(Exercise data)
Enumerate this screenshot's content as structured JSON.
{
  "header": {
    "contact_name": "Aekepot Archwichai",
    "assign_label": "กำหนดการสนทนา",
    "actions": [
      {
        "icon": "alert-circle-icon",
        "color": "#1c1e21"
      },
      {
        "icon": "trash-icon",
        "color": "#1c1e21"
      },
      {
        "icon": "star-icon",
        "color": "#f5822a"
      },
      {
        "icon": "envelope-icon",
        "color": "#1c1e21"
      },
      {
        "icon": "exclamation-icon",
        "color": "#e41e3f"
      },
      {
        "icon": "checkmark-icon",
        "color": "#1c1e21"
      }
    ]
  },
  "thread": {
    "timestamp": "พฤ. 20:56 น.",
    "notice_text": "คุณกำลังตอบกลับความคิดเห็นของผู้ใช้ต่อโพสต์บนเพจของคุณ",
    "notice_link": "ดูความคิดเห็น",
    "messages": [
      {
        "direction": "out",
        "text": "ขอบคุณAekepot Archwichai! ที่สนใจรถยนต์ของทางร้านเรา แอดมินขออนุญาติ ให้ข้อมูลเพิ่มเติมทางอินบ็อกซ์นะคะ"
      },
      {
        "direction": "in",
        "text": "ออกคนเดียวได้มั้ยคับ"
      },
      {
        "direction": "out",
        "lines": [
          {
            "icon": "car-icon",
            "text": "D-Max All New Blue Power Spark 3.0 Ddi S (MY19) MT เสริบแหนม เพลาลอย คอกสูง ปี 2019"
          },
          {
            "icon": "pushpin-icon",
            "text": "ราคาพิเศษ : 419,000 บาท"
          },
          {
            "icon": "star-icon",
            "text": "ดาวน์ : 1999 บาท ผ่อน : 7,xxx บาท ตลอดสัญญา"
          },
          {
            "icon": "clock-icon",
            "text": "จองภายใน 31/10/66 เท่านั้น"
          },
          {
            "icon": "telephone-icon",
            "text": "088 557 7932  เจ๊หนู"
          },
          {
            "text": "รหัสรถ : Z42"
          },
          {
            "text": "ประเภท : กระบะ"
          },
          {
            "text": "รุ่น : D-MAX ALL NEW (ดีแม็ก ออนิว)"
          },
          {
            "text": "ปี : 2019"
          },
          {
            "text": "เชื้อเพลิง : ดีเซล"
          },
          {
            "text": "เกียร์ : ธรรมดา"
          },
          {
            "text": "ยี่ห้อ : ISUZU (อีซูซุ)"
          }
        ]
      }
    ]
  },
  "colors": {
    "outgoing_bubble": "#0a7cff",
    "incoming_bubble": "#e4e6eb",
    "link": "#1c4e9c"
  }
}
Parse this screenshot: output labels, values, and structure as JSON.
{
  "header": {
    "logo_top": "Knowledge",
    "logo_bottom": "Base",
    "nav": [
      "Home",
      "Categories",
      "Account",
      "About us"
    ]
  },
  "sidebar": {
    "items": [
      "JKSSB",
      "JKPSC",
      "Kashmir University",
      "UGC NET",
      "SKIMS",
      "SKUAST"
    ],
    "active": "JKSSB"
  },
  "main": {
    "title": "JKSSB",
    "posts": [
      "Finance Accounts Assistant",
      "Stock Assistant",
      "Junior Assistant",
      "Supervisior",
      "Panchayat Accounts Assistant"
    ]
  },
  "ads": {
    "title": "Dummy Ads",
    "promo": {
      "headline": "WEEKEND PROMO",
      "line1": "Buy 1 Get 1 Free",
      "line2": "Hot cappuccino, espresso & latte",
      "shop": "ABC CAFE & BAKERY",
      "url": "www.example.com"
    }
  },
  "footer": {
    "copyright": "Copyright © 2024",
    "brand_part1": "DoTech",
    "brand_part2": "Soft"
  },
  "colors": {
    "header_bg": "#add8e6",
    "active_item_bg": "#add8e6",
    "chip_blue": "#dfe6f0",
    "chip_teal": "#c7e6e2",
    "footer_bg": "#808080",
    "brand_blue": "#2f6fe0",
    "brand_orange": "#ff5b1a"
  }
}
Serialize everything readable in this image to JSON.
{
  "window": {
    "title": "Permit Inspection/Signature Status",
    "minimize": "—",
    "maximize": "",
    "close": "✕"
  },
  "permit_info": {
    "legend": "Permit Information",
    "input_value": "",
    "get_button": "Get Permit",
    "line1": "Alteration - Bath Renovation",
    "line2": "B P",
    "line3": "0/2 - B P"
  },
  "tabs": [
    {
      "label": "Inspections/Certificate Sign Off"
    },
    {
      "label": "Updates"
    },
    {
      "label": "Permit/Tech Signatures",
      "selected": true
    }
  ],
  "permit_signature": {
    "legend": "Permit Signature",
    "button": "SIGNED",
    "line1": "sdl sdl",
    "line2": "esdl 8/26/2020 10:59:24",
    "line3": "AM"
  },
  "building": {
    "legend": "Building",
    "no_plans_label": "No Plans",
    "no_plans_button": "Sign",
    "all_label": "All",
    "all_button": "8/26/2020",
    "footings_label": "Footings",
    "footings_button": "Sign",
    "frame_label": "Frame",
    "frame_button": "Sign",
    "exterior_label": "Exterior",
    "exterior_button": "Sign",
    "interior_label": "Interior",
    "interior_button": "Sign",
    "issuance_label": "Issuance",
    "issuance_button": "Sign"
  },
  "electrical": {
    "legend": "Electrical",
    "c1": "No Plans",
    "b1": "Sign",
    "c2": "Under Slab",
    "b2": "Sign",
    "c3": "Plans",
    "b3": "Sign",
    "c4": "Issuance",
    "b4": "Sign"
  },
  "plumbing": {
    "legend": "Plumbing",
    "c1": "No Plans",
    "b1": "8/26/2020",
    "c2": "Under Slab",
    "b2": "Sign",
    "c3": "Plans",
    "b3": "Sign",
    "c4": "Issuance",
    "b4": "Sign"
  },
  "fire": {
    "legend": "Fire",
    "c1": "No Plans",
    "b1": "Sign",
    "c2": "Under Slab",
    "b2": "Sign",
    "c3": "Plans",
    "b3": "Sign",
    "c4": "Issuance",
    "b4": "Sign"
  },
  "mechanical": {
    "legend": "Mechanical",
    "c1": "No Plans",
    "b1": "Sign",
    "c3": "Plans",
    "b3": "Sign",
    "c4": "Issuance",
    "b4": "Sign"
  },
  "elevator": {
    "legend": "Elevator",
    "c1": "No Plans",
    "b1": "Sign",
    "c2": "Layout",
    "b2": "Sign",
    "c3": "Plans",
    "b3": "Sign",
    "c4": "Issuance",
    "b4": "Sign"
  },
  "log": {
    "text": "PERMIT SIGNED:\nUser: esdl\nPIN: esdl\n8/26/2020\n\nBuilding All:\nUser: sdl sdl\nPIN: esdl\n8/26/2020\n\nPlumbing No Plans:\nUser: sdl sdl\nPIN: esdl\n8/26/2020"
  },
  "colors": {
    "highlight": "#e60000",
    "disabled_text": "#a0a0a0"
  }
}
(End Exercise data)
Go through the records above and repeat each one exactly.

Enumerate this screenshot's content as structured JSON.
{
  "header": {
    "contact_name": "Aekepot Archwichai",
    "assign_label": "กำหนดการสนทนา",
    "actions": [
      {
        "icon": "alert-circle-icon",
        "color": "#1c1e21"
      },
      {
        "icon": "trash-icon",
        "color": "#1c1e21"
      },
      {
        "icon": "star-icon",
        "color": "#f5822a"
      },
      {
        "icon": "envelope-icon",
        "color": "#1c1e21"
      },
      {
        "icon": "exclamation-icon",
        "color": "#e41e3f"
      },
      {
        "icon": "checkmark-icon",
        "color": "#1c1e21"
      }
    ]
  },
  "thread": {
    "timestamp": "พฤ. 20:56 น.",
    "notice_text": "คุณกำลังตอบกลับความคิดเห็นของผู้ใช้ต่อโพสต์บนเพจของคุณ",
    "notice_link": "ดูความคิดเห็น",
    "messages": [
      {
        "direction": "out",
        "text": "ขอบคุณAekepot Archwichai! ที่สนใจรถยนต์ของทางร้านเรา แอดมินขออนุญาติ ให้ข้อมูลเพิ่มเติมทางอินบ็อกซ์นะคะ"
      },
      {
        "direction": "in",
        "text": "ออกคนเดียวได้มั้ยคับ"
      },
      {
        "direction": "out",
        "lines": [
          {
            "icon": "car-icon",
            "text": "D-Max All New Blue Power Spark 3.0 Ddi S (MY19) MT เสริบแหนม เพลาลอย คอกสูง ปี 2019"
          },
          {
            "icon": "pushpin-icon",
            "text": "ราคาพิเศษ : 419,000 บาท"
          },
          {
            "icon": "star-icon",
            "text": "ดาวน์ : 1999 บาท ผ่อน : 7,xxx บาท ตลอดสัญญา"
          },
          {
            "icon": "clock-icon",
            "text": "จองภายใน 31/10/66 เท่านั้น"
          },
          {
            "icon": "telephone-icon",
            "text": "088 557 7932  เจ๊หนู"
          },
          {
            "text": "รหัสรถ : Z42"
          },
          {
            "text": "ประเภท : กระบะ"
          },
          {
            "text": "รุ่น : D-MAX ALL NEW (ดีแม็ก ออนิว)"
          },
          {
            "text": "ปี : 2019"
          },
          {
            "text": "เชื้อเพลิง : ดีเซล"
          },
          {
            "text": "เกียร์ : ธรรมดา"
          },
          {
            "text": "ยี่ห้อ : ISUZU (อีซูซุ)"
          }
        ]
      }
    ]
  },
  "colors": {
    "outgoing_bubble": "#0a7cff",
    "incoming_bubble": "#e4e6eb",
    "link": "#1c4e9c"
  }
}
Parse this screenshot: output labels, values, and structure as JSON.
{
  "header": {
    "logo_top": "Knowledge",
    "logo_bottom": "Base",
    "nav": [
      "Home",
      "Categories",
      "Account",
      "About us"
    ]
  },
  "sidebar": {
    "items": [
      "JKSSB",
      "JKPSC",
      "Kashmir University",
      "UGC NET",
      "SKIMS",
      "SKUAST"
    ],
    "active": "JKSSB"
  },
  "main": {
    "title": "JKSSB",
    "posts": [
      "Finance Accounts Assistant",
      "Stock Assistant",
      "Junior Assistant",
      "Supervisior",
      "Panchayat Accounts Assistant"
    ]
  },
  "ads": {
    "title": "Dummy Ads",
    "promo": {
      "headline": "WEEKEND PROMO",
      "line1": "Buy 1 Get 1 Free",
      "line2": "Hot cappuccino, espresso & latte",
      "shop": "ABC CAFE & BAKERY",
      "url": "www.example.com"
    }
  },
  "footer": {
    "copyright": "Copyright © 2024",
    "brand_part1": "DoTech",
    "brand_part2": "Soft"
  },
  "colors": {
    "header_bg": "#add8e6",
    "active_item_bg": "#add8e6",
    "chip_blue": "#dfe6f0",
    "chip_teal": "#c7e6e2",
    "footer_bg": "#808080",
    "brand_blue": "#2f6fe0",
    "brand_orange": "#ff5b1a"
  }
}
Serialize everything readable in this image to JSON.
{
  "window": {
    "title": "Permit Inspection/Signature Status",
    "minimize": "—",
    "maximize": "",
    "close": "✕"
  },
  "permit_info": {
    "legend": "Permit Information",
    "input_value": "",
    "get_button": "Get Permit",
    "line1": "Alteration - Bath Renovation",
    "line2": "B P",
    "line3": "0/2 - B P"
  },
  "tabs": [
    {
      "label": "Inspections/Certificate Sign Off"
    },
    {
      "label": "Updates"
    },
    {
      "label": "Permit/Tech Signatures",
      "selected": true
    }
  ],
  "permit_signature": {
    "legend": "Permit Signature",
    "button": "SIGNED",
    "line1": "sdl sdl",
    "line2": "esdl 8/26/2020 10:59:24",
    "line3": "AM"
  },
  "building": {
    "legend": "Building",
    "no_plans_label": "No Plans",
    "no_plans_button": "Sign",
    "all_label": "All",
    "all_button": "8/26/2020",
    "footings_label": "Footings",
    "footings_button": "Sign",
    "frame_label": "Frame",
    "frame_button": "Sign",
    "exterior_label": "Exterior",
    "exterior_button": "Sign",
    "interior_label": "Interior",
    "interior_button": "Sign",
    "issuance_label": "Issuance",
    "issuance_button": "Sign"
  },
  "electrical": {
    "legend": "Electrical",
    "c1": "No Plans",
    "b1": "Sign",
    "c2": "Under Slab",
    "b2": "Sign",
    "c3": "Plans",
    "b3": "Sign",
    "c4": "Issuance",
    "b4": "Sign"
  },
  "plumbing": {
    "legend": "Plumbing",
    "c1": "No Plans",
    "b1": "8/26/2020",
    "c2": "Under Slab",
    "b2": "Sign",
    "c3": "Plans",
    "b3": "Sign",
    "c4": "Issuance",
    "b4": "Sign"
  },
  "fire": {
    "legend": "Fire",
    "c1": "No Plans",
    "b1": "Sign",
    "c2": "Under Slab",
    "b2": "Sign",
    "c3": "Plans",
    "b3": "Sign",
    "c4": "Issuance",
    "b4": "Sign"
  },
  "mechanical": {
    "legend": "Mechanical",
    "c1": "No Plans",
    "b1": "Sign",
    "c3": "Plans",
    "b3": "Sign",
    "c4": "Issuance",
    "b4": "Sign"
  },
  "elevator": {
    "legend": "Elevator",
    "c1": "No Plans",
    "b1": "Sign",
    "c2": "Layout",
    "b2": "Sign",
    "c3": "Plans",
    "b3": "Sign",
    "c4": "Issuance",
    "b4": "Sign"
  },
  "log": {
    "text": "PERMIT SIGNED:\nUser: esdl\nPIN: esdl\n8/26/2020\n\nBuilding All:\nUser: sdl sdl\nPIN: esdl\n8/26/2020\n\nPlumbing No Plans:\nUser: sdl sdl\nPIN: esdl\n8/26/2020"
  },
  "colors": {
    "highlight": "#e60000",
    "disabled_text": "#a0a0a0"
  }
}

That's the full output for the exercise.